Appliance v. Software

Along my path as an IT god J I have found myself going back and forth on the appliance model:

Year 2000:
    Why would I want to buy an appliance, when it's the same software, and I can't choose the exact form factor or implementation of hardware?
Year 2003:
    I can just buy this box and plug it in and I have a solution. When I have a problem I just swap out the box and load a config file onto it.
Year 2005:
    If I use my own hardware I can use the same box for 5 things at once, thus allowing the box to do more with the same power and space consumption. Especially when I introduce virtualization.
Year 2007:
    I'm so sick of vendors blaming hardware, and having the battles between hardware and software vendors. The worst is when you have IBM, Microsoft, and vendor x all fighting. I also like the fact that I know my appliance will be in warranty, because it's a single renewal.

Not to mention some of these appliance makers that have been around for a while are starting to refresh hardware. That's a brilliant idea! I get new boxes with new features for a fraction of the cost of the older box!

Appliance is my vote now!

Open Source Downsides
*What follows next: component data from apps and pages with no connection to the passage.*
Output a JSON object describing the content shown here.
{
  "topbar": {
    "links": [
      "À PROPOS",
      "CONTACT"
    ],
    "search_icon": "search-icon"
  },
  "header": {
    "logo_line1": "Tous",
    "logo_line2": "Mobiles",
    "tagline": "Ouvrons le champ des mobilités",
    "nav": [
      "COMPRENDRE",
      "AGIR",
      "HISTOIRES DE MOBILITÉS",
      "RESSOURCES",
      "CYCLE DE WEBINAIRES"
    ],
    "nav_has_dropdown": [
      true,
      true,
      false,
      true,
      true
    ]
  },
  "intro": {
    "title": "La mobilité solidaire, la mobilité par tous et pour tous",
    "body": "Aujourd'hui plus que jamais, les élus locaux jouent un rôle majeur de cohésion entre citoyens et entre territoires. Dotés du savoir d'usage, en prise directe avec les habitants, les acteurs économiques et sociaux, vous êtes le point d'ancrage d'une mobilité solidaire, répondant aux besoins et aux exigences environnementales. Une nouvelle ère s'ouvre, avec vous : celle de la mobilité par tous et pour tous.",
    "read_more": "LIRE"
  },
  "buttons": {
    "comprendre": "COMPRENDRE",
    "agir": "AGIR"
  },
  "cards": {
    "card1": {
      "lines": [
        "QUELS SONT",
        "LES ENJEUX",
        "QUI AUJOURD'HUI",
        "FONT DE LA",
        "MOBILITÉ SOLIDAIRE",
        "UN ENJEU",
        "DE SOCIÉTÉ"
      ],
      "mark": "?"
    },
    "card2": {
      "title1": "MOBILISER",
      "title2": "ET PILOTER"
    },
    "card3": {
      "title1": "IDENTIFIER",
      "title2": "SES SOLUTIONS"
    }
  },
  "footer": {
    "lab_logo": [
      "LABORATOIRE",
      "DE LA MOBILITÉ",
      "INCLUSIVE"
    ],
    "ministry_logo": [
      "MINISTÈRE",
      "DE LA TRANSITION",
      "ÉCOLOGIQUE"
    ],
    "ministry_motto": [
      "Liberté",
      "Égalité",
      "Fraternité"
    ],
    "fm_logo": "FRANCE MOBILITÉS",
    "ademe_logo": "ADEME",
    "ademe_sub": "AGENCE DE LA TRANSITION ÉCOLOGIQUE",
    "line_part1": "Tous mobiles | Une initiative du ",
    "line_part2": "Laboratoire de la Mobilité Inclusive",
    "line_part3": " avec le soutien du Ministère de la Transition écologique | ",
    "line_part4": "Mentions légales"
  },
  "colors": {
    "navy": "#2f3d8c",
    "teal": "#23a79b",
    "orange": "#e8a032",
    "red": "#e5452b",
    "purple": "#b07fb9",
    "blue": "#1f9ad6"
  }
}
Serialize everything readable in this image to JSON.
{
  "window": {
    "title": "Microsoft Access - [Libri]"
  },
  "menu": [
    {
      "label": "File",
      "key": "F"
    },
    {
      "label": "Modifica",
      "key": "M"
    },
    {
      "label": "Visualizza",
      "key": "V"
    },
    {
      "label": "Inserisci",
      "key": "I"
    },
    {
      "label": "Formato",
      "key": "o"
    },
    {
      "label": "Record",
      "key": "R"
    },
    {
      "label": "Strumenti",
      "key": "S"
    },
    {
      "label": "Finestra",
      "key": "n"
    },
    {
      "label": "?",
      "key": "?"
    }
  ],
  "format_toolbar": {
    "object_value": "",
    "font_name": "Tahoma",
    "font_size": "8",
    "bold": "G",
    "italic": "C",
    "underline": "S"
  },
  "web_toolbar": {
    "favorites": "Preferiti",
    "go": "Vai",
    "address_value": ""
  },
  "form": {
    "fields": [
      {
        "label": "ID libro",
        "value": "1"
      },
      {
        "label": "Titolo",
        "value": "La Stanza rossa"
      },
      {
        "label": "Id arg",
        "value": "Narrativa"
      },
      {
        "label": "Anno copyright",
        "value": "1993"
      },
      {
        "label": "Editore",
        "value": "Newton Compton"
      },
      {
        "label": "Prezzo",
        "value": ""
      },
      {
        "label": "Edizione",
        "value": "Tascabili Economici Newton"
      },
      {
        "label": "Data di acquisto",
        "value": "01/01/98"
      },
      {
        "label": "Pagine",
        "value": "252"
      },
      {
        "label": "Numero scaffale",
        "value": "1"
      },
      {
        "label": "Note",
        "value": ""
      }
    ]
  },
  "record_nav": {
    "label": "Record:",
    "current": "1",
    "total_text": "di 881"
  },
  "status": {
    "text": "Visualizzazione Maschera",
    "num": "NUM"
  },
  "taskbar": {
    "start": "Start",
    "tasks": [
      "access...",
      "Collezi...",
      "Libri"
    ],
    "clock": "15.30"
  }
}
Open source is awesome, weather you need a swiss army knife, or some glue between two solutions that don't quite mesh the way you need them. It's also great for analysis and basic tasks that you need at your fingertips. Its versatile and deep in functionality. The best part, is the cost (aside from the legal ramifications of using it commercially). The downside is that working in a large complex environment where I have responsibility across so much diversity and complexity is that many of my needs are not fulfilled to warrant a platform selection:

  1. Manageability
    1. Policy
    2. Templates
    3. Audits
    4. Grouping
  2. Deployment
    1. Ssh
    2. telnet
    3. wmi
    4. remote command
  3. Scale
    1. Distributed systems globally
    2. Failover
  4. Reporting
    1. Complex reporting needs
    2. Logging sophistication

Most of these issues are completely missed in most open source tools, as it turns a swiss army knife into a nuclear weapon. There is nothing wrong with it, but either companies need to understand and implement these around open source tools (like groundworks is attempting to do slowly) or we need to stop using open source management and monitoring tools in large scale environments.

I really hope that these companies take a stand and do this, as it will help reduce cost, increase choice, and make a better more maintainable system for me to manage and implement. The flexibility is key, and open source is the king of flexibility.

Xangati Install and comments

Just got this new small startup's product/appliance installed today. It's an interesting concept. Take the technology developed in IDS and NBADS and implement a monitoring and profiling system designed to monitor for issues and network throughput stats. It's all netflow based, so it's a quick implementation. It's quite interesting, and we'll see how it runs over the next 8 weeks. Looking forward to working with them!